Record extracts >>
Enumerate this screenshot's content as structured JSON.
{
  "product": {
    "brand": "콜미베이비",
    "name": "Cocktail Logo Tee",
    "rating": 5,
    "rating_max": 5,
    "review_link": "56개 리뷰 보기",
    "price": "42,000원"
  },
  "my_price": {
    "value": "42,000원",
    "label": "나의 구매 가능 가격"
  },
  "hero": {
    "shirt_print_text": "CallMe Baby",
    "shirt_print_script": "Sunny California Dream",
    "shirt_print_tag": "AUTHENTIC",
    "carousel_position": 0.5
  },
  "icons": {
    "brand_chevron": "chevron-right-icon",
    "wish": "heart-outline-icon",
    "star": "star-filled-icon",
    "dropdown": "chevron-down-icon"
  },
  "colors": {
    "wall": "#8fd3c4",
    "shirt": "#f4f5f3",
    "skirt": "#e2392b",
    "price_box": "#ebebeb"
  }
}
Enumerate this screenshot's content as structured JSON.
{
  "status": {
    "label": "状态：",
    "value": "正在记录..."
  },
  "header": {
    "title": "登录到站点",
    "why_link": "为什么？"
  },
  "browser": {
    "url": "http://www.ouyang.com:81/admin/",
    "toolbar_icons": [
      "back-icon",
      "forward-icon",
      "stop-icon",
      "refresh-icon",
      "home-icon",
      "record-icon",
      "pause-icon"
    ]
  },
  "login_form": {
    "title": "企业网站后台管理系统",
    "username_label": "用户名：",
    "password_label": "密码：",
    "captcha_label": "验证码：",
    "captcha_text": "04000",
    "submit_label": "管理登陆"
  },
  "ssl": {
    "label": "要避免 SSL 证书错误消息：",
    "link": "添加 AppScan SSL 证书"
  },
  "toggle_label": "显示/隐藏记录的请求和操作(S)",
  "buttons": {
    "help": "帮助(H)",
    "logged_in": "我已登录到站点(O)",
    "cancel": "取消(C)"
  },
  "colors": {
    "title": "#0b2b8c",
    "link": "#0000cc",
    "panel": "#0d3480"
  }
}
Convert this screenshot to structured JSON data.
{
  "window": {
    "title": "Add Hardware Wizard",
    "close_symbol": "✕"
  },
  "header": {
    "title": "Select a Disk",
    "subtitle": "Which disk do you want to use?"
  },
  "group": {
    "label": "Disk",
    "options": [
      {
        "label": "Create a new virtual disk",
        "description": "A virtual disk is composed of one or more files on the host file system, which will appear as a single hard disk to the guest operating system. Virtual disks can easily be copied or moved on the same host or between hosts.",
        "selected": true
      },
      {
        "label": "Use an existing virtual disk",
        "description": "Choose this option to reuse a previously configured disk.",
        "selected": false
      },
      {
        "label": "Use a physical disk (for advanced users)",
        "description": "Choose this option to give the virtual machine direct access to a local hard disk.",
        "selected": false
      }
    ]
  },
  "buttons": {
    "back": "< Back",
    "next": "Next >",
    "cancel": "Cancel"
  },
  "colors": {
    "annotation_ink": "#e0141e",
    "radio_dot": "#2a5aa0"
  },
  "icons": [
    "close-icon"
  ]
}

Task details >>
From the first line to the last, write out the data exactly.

Final answer >>
Enumerate this screenshot's content as structured JSON.
{
  "product": {
    "brand": "콜미베이비",
    "name": "Cocktail Logo Tee",
    "rating": 5,
    "rating_max": 5,
    "review_link": "56개 리뷰 보기",
    "price": "42,000원"
  },
  "my_price": {
    "value": "42,000원",
    "label": "나의 구매 가능 가격"
  },
  "hero": {
    "shirt_print_text": "CallMe Baby",
    "shirt_print_script": "Sunny California Dream",
    "shirt_print_tag": "AUTHENTIC",
    "carousel_position": 0.5
  },
  "icons": {
    "brand_chevron": "chevron-right-icon",
    "wish": "heart-outline-icon",
    "star": "star-filled-icon",
    "dropdown": "chevron-down-icon"
  },
  "colors": {
    "wall": "#8fd3c4",
    "shirt": "#f4f5f3",
    "skirt": "#e2392b",
    "price_box": "#ebebeb"
  }
}
Enumerate this screenshot's content as structured JSON.
{
  "status": {
    "label": "状态：",
    "value": "正在记录..."
  },
  "header": {
    "title": "登录到站点",
    "why_link": "为什么？"
  },
  "browser": {
    "url": "http://www.ouyang.com:81/admin/",
    "toolbar_icons": [
      "back-icon",
      "forward-icon",
      "stop-icon",
      "refresh-icon",
      "home-icon",
      "record-icon",
      "pause-icon"
    ]
  },
  "login_form": {
    "title": "企业网站后台管理系统",
    "username_label": "用户名：",
    "password_label": "密码：",
    "captcha_label": "验证码：",
    "captcha_text": "04000",
    "submit_label": "管理登陆"
  },
  "ssl": {
    "label": "要避免 SSL 证书错误消息：",
    "link": "添加 AppScan SSL 证书"
  },
  "toggle_label": "显示/隐藏记录的请求和操作(S)",
  "buttons": {
    "help": "帮助(H)",
    "logged_in": "我已登录到站点(O)",
    "cancel": "取消(C)"
  },
  "colors": {
    "title": "#0b2b8c",
    "link": "#0000cc",
    "panel": "#0d3480"
  }
}
Convert this screenshot to structured JSON data.
{
  "window": {
    "title": "Add Hardware Wizard",
    "close_symbol": "✕"
  },
  "header": {
    "title": "Select a Disk",
    "subtitle": "Which disk do you want to use?"
  },
  "group": {
    "label": "Disk",
    "options": [
      {
        "label": "Create a new virtual disk",
        "description": "A virtual disk is composed of one or more files on the host file system, which will appear as a single hard disk to the guest operating system. Virtual disks can easily be copied or moved on the same host or between hosts.",
        "selected": true
      },
      {
        "label": "Use an existing virtual disk",
        "description": "Choose this option to reuse a previously configured disk.",
        "selected": false
      },
      {
        "label": "Use a physical disk (for advanced users)",
        "description": "Choose this option to give the virtual machine direct access to a local hard disk.",
        "selected": false
      }
    ]
  },
  "buttons": {
    "back": "< Back",
    "next": "Next >",
    "cancel": "Cancel"
  },
  "colors": {
    "annotation_ink": "#e0141e",
    "radio_dot": "#2a5aa0"
  },
  "icons": [
    "close-icon"
  ]
}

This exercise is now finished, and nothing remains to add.